Now, it’s you who is on the hot seat — and people expect you to fix the budget mess, no matter who caused it. (Without, needless to say, any tax increases that hit their pocketbooks or budget cuts that affect their daily lives.)
There’s another inconvenient little problem if you try to pin the tail on the donkey. In 1999 and 2000, when the state was awash in surpluses, fully 55 Republican legislators voted for Davis’ budgets — including current Senate Minority Leader Jim Brulte and immediate past Assembly GOP Leader Dave Cox. Only when times got tough over the next three years did most Republican solons deny their votes for budgets — ones that actually cut programs and raised revenues.
In fact, in order to buy the votes of the minimum number of Republican lawmakers necessary to obtain the two-thirds approval in 2001, ’02 and ’03, hundreds of millions in extra pork had to be larded into the budget. Yes, Virginia, there was a Santa Claus-like spirit in Sacramento — and it encompassed a lot of Republicans, too.
But having said that, the fact is that state spending increased less as a percentage in Davis’ first term than it did during both of that old fiscal conservative Ronald Reagan’s terms — and even in Wilson’s second term.
We have a huge deficit problem partially because of spending growth, but more specifically because our highly progressive tax system produces the fiscal equivalent of binge-and-purge. When the economy is going great guns, there is a windfall of surpluses on which to gorge. When it tanks, a catastrophic fall off in tax collections leads to a starvation diet. Davis, like Wilson in his first term, just happened to be there when the bottom fell out.
You owe it to the people of this state to tell them exactly how you will fix permanently this boom-and-bust cycle, not just apply band-aids — or worse, take irresponsible actions that worsen the deficit just to make a hero out of yourself.
Remember, you were inaugurated, not coronated.
Early in his term, Davis averred that the Legislature’s job was to “implement” his vision.
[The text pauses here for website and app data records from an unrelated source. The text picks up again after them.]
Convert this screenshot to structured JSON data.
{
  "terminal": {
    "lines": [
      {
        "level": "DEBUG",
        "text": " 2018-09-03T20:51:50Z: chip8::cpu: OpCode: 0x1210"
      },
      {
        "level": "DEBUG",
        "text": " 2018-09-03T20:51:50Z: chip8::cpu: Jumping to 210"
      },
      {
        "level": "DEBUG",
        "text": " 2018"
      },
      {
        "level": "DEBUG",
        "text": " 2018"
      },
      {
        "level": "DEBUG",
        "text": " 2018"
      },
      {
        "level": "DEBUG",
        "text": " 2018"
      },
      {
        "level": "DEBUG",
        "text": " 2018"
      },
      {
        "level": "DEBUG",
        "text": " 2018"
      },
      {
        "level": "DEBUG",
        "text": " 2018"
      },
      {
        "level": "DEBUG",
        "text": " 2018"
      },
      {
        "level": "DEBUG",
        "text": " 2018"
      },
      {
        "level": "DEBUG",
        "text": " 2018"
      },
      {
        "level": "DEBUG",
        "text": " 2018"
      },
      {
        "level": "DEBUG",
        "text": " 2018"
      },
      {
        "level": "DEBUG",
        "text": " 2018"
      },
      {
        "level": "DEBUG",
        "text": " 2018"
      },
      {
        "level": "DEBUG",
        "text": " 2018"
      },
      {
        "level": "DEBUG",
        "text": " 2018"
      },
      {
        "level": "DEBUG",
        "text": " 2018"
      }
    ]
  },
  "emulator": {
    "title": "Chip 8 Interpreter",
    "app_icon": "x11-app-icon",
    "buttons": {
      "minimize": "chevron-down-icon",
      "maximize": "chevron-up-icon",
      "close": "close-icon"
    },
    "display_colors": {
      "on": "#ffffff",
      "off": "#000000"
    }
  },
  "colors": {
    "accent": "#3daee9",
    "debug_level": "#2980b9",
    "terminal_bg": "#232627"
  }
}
He never lived down this perceived imperiousness, and it seriously curdled his already tenuous relationship with the legislative branch.
In your own public utterances and actions, you are steering perilously close to Davis’ path. You have publicly “demanded” that legislators do this or that. You have threatened to make them “casualties” if they don’t. Some have suggested your unilateral spending decisions, which may be illegal, mimic the dictators for whom you expressed admiration earlier in your life.
There’s another old saying I like to ping politicians with: In this business, one day you’re the pigeon, the next day you’re the statue. If you don’t get what I mean, refer to Davis.
In late 2000, Davis was riding high, with public approval ratings in the 60s. Even a plurality of Republicans gave him high marks. He had just played host governor to the Democratic National Committee in Los Angeles, and had assumed the chairmanship of the Democratic Governors Association, which had served as a national stepping stone for Bill Clinton (and now Howard Dean). And after the Supreme Court awarded the White House to George W. Bush, Davis was widely assumed to be a top Democratic possibility for president in 2004.
How quickly things changed. By the spring of 2001 — just 2 1/2 years after his landslide victory — his numbers were in the Dumpster, and he never recovered. California voters are nothing if not fickle.
I’m no great fan of the Legislature dominated by my own party. But you will still need two-thirds of the members in both houses to pass any budget. You shouldn’t think you can take your case to the people in shopping malls and win every time.
Remember, these are the same angry folks camped on the lawn outside your office a few days back who caused you to reverse even some of the paltry spending cuts you originally proposed. From your thick, bulletproof windows, I suppose, they may have looked a little like pigeons. (Refer back to statue analogy.)